▸ Activity:
Select and copy out every line in the records containing "Objects".
***** Source information
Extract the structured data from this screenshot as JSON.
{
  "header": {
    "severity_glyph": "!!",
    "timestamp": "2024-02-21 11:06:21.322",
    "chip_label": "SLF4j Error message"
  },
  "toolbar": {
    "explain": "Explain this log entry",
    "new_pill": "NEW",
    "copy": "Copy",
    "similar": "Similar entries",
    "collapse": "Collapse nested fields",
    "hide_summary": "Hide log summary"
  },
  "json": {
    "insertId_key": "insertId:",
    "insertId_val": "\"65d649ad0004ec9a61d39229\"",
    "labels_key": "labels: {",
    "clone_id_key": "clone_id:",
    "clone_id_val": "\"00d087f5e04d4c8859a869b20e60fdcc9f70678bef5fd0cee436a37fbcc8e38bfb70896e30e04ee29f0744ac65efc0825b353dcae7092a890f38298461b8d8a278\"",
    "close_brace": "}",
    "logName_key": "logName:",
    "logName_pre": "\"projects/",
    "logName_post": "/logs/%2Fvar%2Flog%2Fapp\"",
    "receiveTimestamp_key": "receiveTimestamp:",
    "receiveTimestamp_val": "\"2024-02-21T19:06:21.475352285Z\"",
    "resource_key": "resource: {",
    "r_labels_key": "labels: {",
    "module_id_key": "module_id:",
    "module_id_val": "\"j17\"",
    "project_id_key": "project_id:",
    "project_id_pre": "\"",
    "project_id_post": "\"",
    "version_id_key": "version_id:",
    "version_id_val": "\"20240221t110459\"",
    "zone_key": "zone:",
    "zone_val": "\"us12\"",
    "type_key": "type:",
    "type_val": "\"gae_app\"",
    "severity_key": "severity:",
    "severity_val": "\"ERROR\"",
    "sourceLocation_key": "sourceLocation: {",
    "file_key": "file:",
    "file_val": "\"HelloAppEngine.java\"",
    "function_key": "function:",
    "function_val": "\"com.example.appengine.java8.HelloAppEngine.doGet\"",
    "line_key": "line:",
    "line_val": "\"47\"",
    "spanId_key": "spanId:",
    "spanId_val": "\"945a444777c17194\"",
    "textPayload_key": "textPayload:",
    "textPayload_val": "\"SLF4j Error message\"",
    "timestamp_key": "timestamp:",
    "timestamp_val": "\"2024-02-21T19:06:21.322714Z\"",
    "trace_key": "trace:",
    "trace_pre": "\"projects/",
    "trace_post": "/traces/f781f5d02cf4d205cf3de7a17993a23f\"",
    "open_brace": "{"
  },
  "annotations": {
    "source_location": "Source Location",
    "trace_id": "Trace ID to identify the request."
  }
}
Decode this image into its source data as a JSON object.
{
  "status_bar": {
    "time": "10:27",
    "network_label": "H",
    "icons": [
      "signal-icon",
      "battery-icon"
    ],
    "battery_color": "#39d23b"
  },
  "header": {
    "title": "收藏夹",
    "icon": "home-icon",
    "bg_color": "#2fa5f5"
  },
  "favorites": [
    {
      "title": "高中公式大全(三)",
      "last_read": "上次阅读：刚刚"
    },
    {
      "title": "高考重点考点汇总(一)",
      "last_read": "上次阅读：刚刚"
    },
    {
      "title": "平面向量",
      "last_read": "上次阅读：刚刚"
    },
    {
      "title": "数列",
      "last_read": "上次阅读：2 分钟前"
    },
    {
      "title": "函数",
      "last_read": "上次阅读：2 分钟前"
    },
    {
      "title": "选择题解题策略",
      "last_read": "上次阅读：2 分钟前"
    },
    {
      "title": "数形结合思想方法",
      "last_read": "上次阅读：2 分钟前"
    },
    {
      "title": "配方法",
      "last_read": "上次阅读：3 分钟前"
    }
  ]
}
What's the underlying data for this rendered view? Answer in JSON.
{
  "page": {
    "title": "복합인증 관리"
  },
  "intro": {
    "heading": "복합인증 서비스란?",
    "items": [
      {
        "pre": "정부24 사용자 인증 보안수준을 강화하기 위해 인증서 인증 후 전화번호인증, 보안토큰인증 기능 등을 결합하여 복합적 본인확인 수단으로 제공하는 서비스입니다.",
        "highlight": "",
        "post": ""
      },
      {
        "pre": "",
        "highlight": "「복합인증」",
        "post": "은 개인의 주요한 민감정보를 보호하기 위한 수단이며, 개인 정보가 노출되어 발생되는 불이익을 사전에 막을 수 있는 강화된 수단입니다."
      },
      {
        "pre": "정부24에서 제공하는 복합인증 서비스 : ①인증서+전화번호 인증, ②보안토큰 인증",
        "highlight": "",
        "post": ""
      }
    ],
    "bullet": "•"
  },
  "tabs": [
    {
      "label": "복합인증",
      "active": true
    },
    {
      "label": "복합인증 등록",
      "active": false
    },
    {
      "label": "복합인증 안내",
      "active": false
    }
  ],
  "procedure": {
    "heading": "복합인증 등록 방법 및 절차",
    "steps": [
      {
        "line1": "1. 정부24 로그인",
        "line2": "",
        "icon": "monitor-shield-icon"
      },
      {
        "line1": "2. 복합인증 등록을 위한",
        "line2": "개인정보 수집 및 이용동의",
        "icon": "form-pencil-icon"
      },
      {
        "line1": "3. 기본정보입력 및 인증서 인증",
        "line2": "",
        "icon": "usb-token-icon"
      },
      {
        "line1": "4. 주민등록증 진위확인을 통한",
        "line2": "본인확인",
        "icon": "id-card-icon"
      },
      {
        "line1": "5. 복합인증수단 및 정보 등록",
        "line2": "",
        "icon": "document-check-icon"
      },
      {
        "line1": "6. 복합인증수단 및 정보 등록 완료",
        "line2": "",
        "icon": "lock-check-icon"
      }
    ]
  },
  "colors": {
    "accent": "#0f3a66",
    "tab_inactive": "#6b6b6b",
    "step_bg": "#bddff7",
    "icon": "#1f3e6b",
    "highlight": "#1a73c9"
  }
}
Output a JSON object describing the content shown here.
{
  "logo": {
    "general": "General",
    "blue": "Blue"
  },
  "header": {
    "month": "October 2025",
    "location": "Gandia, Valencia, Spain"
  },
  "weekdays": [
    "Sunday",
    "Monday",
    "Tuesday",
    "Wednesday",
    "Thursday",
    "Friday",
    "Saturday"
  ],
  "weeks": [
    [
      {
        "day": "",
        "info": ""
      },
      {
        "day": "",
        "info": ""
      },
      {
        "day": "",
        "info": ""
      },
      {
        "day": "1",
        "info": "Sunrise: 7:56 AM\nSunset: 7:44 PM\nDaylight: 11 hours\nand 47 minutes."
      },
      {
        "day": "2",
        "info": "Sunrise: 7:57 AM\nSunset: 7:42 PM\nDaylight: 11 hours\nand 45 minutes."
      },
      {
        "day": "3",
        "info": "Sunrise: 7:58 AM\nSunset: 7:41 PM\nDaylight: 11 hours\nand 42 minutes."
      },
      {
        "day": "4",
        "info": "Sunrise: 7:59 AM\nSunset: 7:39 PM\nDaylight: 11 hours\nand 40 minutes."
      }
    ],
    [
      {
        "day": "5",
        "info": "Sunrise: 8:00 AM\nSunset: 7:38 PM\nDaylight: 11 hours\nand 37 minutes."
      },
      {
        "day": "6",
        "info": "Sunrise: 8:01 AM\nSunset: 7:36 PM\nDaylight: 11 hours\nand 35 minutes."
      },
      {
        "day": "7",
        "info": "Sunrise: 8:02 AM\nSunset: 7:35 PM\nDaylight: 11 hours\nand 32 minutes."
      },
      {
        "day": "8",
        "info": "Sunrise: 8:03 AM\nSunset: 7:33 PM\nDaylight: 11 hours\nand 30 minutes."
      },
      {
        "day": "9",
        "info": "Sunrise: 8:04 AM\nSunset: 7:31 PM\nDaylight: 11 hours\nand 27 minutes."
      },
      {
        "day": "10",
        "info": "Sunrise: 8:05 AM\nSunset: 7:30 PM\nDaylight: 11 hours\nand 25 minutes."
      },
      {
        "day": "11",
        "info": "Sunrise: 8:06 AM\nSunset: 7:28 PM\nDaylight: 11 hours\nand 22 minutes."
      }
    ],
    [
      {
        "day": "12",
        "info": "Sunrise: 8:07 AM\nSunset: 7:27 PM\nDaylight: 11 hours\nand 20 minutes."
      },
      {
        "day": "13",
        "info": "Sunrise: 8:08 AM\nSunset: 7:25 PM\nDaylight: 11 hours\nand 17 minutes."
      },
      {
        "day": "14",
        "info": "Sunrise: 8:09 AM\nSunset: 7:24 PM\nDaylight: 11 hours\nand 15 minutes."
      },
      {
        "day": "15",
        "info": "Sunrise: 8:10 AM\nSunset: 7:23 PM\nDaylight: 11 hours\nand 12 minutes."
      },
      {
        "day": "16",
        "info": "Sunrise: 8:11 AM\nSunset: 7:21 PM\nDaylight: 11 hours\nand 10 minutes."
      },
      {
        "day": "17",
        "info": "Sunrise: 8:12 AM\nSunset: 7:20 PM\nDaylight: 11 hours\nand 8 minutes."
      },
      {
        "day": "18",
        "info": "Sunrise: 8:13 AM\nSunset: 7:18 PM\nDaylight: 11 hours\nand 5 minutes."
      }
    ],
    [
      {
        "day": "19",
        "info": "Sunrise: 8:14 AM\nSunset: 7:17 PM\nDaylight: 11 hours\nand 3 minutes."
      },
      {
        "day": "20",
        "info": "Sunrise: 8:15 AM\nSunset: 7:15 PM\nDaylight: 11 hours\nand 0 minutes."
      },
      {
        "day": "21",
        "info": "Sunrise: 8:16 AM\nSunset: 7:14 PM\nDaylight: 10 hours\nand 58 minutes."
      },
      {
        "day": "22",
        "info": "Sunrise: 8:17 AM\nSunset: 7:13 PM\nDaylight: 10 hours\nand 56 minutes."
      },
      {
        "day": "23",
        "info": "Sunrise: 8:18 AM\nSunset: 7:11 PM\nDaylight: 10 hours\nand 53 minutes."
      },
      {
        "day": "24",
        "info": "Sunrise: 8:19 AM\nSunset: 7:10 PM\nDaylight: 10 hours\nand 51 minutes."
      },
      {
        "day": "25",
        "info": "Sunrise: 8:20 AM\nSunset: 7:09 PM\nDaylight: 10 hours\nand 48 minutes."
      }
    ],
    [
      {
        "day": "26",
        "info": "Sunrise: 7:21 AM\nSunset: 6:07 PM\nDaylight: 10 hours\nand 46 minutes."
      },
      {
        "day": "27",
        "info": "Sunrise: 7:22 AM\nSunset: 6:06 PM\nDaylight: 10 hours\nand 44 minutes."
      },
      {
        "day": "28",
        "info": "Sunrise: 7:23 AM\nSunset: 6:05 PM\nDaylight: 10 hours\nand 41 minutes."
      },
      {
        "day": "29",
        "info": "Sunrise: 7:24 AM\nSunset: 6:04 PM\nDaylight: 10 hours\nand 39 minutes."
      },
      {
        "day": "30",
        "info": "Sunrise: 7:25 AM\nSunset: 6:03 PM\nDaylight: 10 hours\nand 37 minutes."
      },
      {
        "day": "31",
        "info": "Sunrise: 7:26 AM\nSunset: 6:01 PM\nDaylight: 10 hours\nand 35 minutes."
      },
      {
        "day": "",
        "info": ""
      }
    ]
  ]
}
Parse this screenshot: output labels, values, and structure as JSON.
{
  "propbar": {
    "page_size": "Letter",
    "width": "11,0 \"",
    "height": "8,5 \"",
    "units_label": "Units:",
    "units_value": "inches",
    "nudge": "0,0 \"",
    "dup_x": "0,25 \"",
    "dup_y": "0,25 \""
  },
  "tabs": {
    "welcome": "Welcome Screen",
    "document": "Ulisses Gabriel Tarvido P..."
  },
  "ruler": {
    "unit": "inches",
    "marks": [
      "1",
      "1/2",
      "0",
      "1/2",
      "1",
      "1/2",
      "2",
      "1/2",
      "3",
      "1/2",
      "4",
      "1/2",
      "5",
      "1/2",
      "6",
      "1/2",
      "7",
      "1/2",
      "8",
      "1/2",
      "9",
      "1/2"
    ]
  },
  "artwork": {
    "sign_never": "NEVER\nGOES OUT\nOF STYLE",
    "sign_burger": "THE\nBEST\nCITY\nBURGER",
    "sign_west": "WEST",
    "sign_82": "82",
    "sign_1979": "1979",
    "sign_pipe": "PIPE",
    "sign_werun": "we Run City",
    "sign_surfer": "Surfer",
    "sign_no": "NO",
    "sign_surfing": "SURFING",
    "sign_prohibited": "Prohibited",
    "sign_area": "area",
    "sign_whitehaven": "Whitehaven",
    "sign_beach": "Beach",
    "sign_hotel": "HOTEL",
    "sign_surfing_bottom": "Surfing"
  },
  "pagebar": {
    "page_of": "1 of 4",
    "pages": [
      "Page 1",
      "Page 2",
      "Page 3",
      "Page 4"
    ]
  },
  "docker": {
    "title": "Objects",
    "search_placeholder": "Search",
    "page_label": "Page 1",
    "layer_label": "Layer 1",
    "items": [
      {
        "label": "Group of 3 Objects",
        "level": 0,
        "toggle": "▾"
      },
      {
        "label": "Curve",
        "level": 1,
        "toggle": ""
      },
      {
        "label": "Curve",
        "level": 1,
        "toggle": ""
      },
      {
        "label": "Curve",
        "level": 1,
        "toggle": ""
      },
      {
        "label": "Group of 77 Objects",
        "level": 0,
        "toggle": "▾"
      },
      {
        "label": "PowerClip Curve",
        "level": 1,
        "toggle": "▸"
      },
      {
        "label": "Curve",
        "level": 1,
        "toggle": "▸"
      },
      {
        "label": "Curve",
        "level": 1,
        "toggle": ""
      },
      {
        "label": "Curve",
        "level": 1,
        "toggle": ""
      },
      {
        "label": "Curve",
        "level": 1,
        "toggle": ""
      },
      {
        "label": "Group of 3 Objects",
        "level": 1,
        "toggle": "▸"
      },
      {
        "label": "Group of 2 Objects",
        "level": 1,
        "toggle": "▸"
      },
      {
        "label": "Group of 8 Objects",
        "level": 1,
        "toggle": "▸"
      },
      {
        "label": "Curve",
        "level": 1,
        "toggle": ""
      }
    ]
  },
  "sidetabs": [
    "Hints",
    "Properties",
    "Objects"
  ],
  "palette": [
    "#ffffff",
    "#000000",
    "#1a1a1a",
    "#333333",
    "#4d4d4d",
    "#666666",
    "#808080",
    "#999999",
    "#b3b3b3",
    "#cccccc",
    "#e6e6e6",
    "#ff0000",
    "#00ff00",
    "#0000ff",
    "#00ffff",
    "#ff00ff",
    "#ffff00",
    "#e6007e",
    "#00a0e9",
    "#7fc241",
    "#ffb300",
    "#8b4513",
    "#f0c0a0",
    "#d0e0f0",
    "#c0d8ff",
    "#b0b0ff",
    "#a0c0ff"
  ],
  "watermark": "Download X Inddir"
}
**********
▸ Task solution:
    "title": "Objects",
        "label": "Group of 3 Objects",
        "label": "Group of 77 Objects",
        "label": "Group of 3 Objects",
        "label": "Group of 2 Objects",
        "label": "Group of 8 Objects",
    "Objects"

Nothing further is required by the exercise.